A further object is to provide a device of this character which is simple in construction, inexpensive, and reliable in operation.

Other objects will become apparent upon a reading of the following description.


FIG. 1 is a cross-sectional view illustrating use of the funnel in filling a container.

FIG. 2 is a perspective view of the funnel and container.

FIG. 3 is an axial sectional view of the funnel in use with the indicator in a rest position.

FIG. 4 is an axial sectional view of the funnel in use, the indicator in indicating position.

FIG. 5 is an axial sectional view of a modified embodiment of the invention .


Referring to the drawing which illustrates the preferred embodiment of the invention, the funnel 10 includes the usual upper frusto conical or tapered portion 11 and a lower tubular discharge portion 12 which preferably may be at least partially tapered. Within the discharge tube 12 is positioned an elongated stem 14, which preferably is rigid and of light weight, for example as formed of a soda fountain straw, and which is of a length substantially greater than the length of discharge tube 12, for example a length approximately three times the length of the discharge tube 12. The outer diameter of the elongated stem 14 is substantially less than the smallest inner diameter of the discharge tube 12, for example a diameter of one-third to one-fifth the inner diameter of discharge tube 12. At its lower or outer end, the stem 14 carries a float or buoyant member 16 which may constitute a hollow plastic sealed member or a closed cell plastic foam member having an uninterrupted surface coating. At its opposite end stem 14 carries an indicator member 18 which is of a size larger than the inner diameter of the small end of the frusto conical funnel body 11. The indicator 18 is preferably of light weight and is so located on the stem that the float end of the stem projects below the discharge end of the funnel tube 12 when the indicator 18 bears upon the inner surface of the funnel, as shown in FIG. 3, and is positioned intermediate the height of the frusto conical funnel body portion 11 as the float approaches the lower discharge end of the tube 12, as shown in FIG. 4.

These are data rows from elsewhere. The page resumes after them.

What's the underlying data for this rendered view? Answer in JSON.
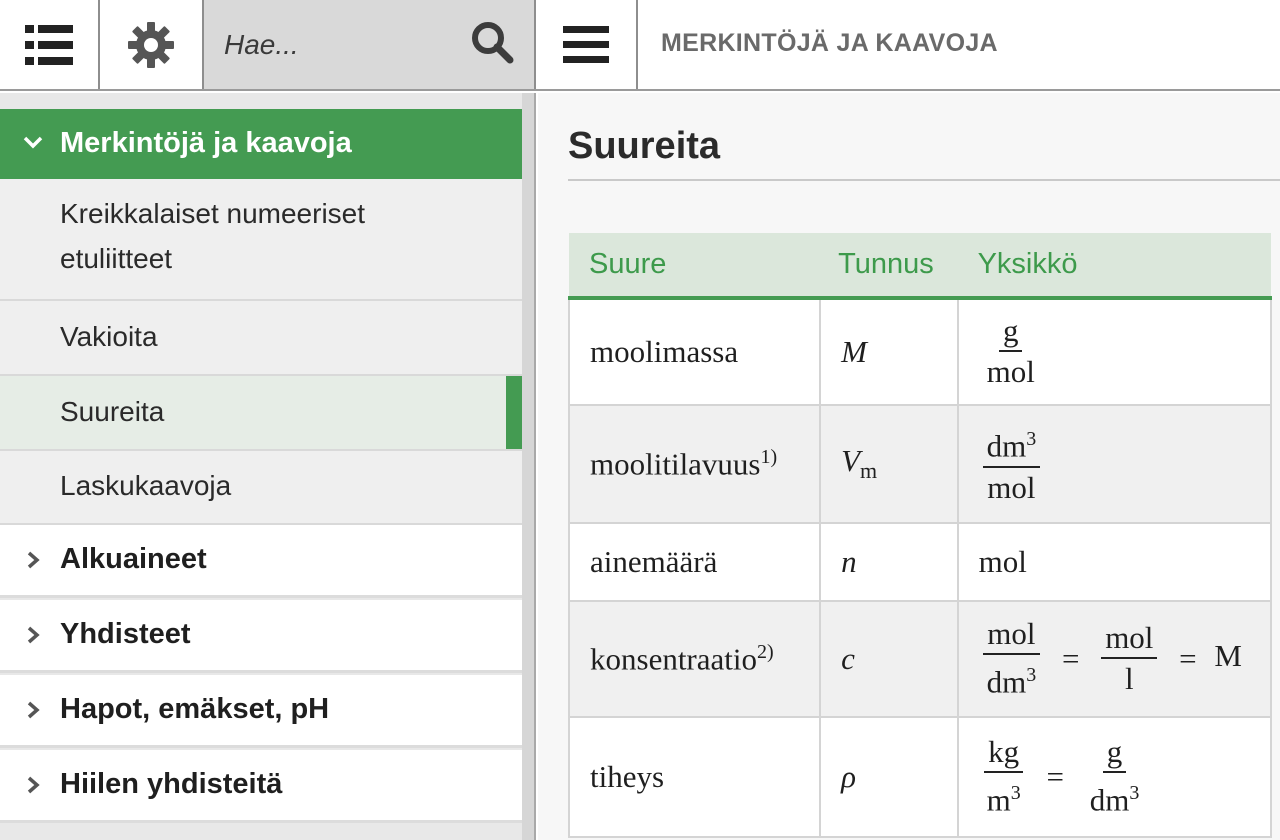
{
  "header": {
    "search_placeholder": "Hae...",
    "title": "MERKINTÖJÄ JA KAAVOJA"
  },
  "sidebar": {
    "section": "Merkintöjä ja kaavoja",
    "subitems": [
      {
        "label_line1": "Kreikkalaiset numeeriset",
        "label_line2": "etuliitteet"
      },
      {
        "label": "Vakioita"
      },
      {
        "label": "Suureita",
        "active": true
      },
      {
        "label": "Laskukaavoja"
      }
    ],
    "categories": [
      "Alkuaineet",
      "Yhdisteet",
      "Hapot, emäkset, pH",
      "Hiilen yhdisteitä"
    ]
  },
  "main": {
    "page_title": "Suureita",
    "table": {
      "headers": [
        "Suure",
        "Tunnus",
        "Yksikkö"
      ],
      "rows": [
        {
          "name": "moolimassa",
          "symbol": "M",
          "unit_num": "g",
          "unit_den": "mol"
        },
        {
          "name": "moolitilavuus",
          "note": "1)",
          "symbol": "V",
          "symbol_sub": "m",
          "unit_num": "dm",
          "unit_num_sup": "3",
          "unit_den": "mol"
        },
        {
          "name": "ainemäärä",
          "symbol": "n",
          "unit": "mol"
        },
        {
          "name": "konsentraatio",
          "note": "2)",
          "symbol": "c",
          "unit_a_num": "mol",
          "unit_a_den": "dm",
          "unit_a_den_sup": "3",
          "eq1": "=",
          "unit_b_num": "mol",
          "unit_b_den": "l",
          "eq2": "=",
          "unit_c": "M"
        },
        {
          "name": "tiheys",
          "symbol": "ρ",
          "unit_a_num": "kg",
          "unit_a_den": "m",
          "unit_a_den_sup": "3",
          "eq1": "=",
          "unit_b_num": "g",
          "unit_b_den": "dm",
          "unit_b_den_sup": "3"
        }
      ]
    }
  },
  "colors": {
    "accent_green": "#449b52",
    "header_row_bg": "#dbe7db",
    "search_bg": "#d9d9d9"
  },
  "icons": {
    "list": "list-icon",
    "settings": "gear-icon",
    "search": "search-icon",
    "menu": "hamburger-icon",
    "expanded": "chevron-down-icon",
    "collapsed": "chevron-right-icon"
  }
}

One important characteristic of the device is that the relation of dimensions of the parts and the shape of the parts including the funnel discharge tube 12 permits use of the funnel to fill a container 20 having an inclined fill opening or neck 22, assuming that the inclination of such fill neck 22 is not such that the lowermost large diameter portion of the funnel body 11 will be near or below the level of the upper portion of the tubular discharge funnel part 12. As liquid is poured through the funnel, the small size or diameter of the stem 14 compared to the smallest inner diameter of the funnel discharge tube 12 permits free endwise movement of the stem float and indicator 18 relative to the funnel part 11 as the float 16 rises with the liquid level in the container being filled. The indicator is readily visible as liquid is poured through the funnel and the user can readily observe the point at which the indicator 18 commences to rise within the funnel body during the filling operation. Also, the taper of the funnel discharge tube, in conjunction with the small diameter of the stem 14, facilitates use of the funnel at a container opening formed at an inclined upper wall of a container being filled. The relation of the size, shape and proportions of the device insures freedom of the movement of the float, its stem and indicator within the funnel and minimizes frictional resistance to float and indicator movement during use, even when the funnel is positioned with its axis inclined.

A modified embodiment of the invention is illustrated in FIG. 5 wherein the lower tubular discharge portion 12' of funnel 10 is threaded for screw thread engagement with the neck portion 22 of container 20. While neck portion 12' is illustrated as fitting within the threaded neck portion 22 of the container, it will be understood that neck portion 12' may be of such size as to accommodate screw threaded engagement with the outer surface of the container neck 22.

While the preferred embodiments of the invention have been illustrated and described, it will be understood that changes in the construction may be made within the scope of the appended claims without departing from the spirit of the invention.